Adapted from a recent online discussion.
A kiss not just a kiss when it's in public: It's so much more
Anonymous: My girlfriend is a lot more comfortable with public displays of affection than I am. She always wants to have her hand on my leg, kiss me, sit on my lap or whisper in my ear. I don't think this is wrong of her, but I'm really not comfortable with it in public. She understands that, but thinks I should put up with a little discomfort to make her feel loved.
I prefer to share those moments in private, and they feel false when I do it in public. But I want her to feel as valued when we're out as she does when we're home. I just wish she could KNOW that without the PDA. How do we reach a compromise?
Carolyn: There isn't any healthy compromise if one of you will feel uncomfortable without any relief in sight.

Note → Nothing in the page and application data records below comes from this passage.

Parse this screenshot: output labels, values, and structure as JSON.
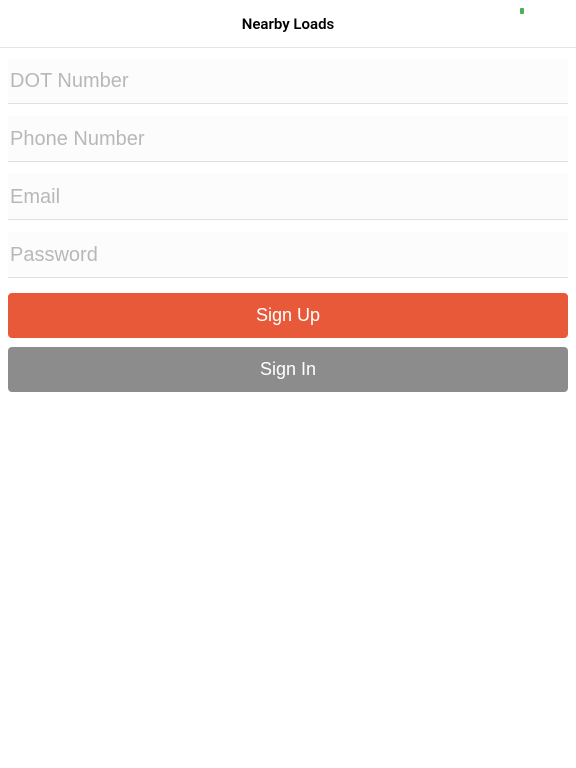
{
  "header": {
    "title": "Nearby Loads"
  },
  "form": {
    "dot_placeholder": "DOT Number",
    "phone_placeholder": "Phone Number",
    "email_placeholder": "Email",
    "password_placeholder": "Password",
    "signup_label": "Sign Up",
    "signin_label": "Sign In"
  }
}
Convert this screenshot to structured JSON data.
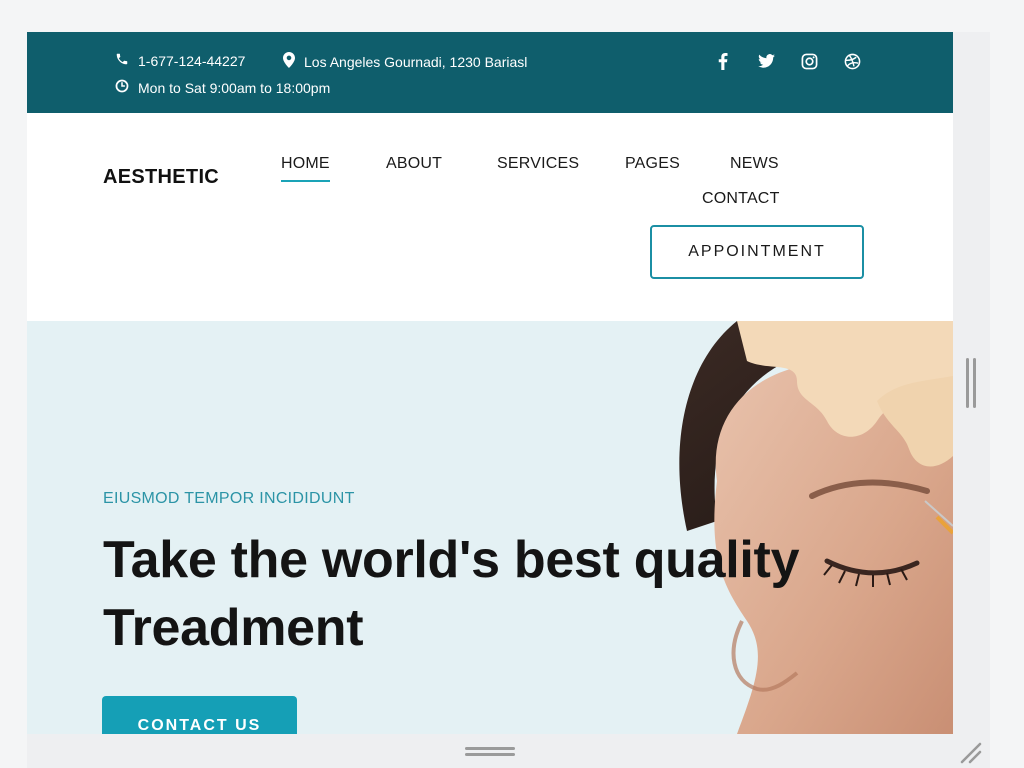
{
  "topbar": {
    "phone": "1-677-124-44227",
    "location": "Los Angeles Gournadi, 1230 Bariasl",
    "hours": "Mon to Sat 9:00am to 18:00pm",
    "icons": [
      "phone-icon",
      "map-pin-icon",
      "clock-icon"
    ],
    "socials": [
      "facebook-icon",
      "twitter-icon",
      "instagram-icon",
      "dribbble-icon"
    ]
  },
  "header": {
    "logo": "AESTHETIC",
    "nav": [
      "HOME",
      "ABOUT",
      "SERVICES",
      "PAGES",
      "NEWS",
      "CONTACT"
    ],
    "active_nav": "HOME",
    "appointment_label": "APPOINTMENT"
  },
  "hero": {
    "eyebrow": "EIUSMOD TEMPOR INCIDIDUNT",
    "headline_line1": "Take the world's best quality",
    "headline_line2": "Treadment",
    "cta_label": "CONTACT US"
  },
  "colors": {
    "topbar": "#0f5e6c",
    "accent": "#159fb6",
    "hero_bg": "#e4f1f4",
    "text_dark": "#141414"
  }
}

So, when she asks for PDA validation, you need to say to her, "I tried/wanted to be more openly affectionate, but it felt false, so I can't do this for you." Then she has a choice: Love you as-is, admit she can't love you as-is and break up with you, or remain in a perpetual state of nagging futility.
Her violation of healthy boundaries is egregious; her demanding your discomfort "to make her feel loved" ought to be carved into the marble edifice of the Dysfunction Hall of Fame. Nevertheless, you're making the same mistake on a smaller scale.
That mistake begins with "I just wish ... ." Any time you find yourself uttering those words about someone, that's your cue to take that wish, and accept that it won't happen.
You've told her you care, you've shown her that in your own way, and you've tried to show her in her way. Her vote is in: "Fake it to please me."
So ask yourself: "Can I be happy with someone who doesn't like me as-is, and doesn't trust my affections will last from one day to the next?"
Her "I just wish ... " statement about you is "I just wish he'd be more publicly affectionate." So she needs to ask herself: "Can I be happy with someone who has to force himself to touch me in public?"
My phrasing is loaded, for sure. But some people really can answer these questions in the affirmative — with "Yes, I see this as a small sacrifice to be with this person." Such compromises can work.
That is, when all wishful thinking has been banished in favor of facts.
Anonymous 2: Re: PDA: My brother has always avoided PDA. He dated a woman for nearly six years whose family believed for all that time that he didn't really love her because he was "such a cold fish."
At first, this woman was very self-conscious — primarily because her family was so busy telling her my brother couldn't possibly really love her if he was able to keep his hands off her in public. Eventually, she realized she should stop listening to her family on this.
And guess what — they're now married (18 years) with two kids. Sometimes people only think they need something because family/friends/society/trashy romance novels tell them they need it.
Carolyn: I like this, thanks — applicable far beyond PDA.
Tomorrow: Family/friends/society weigh in.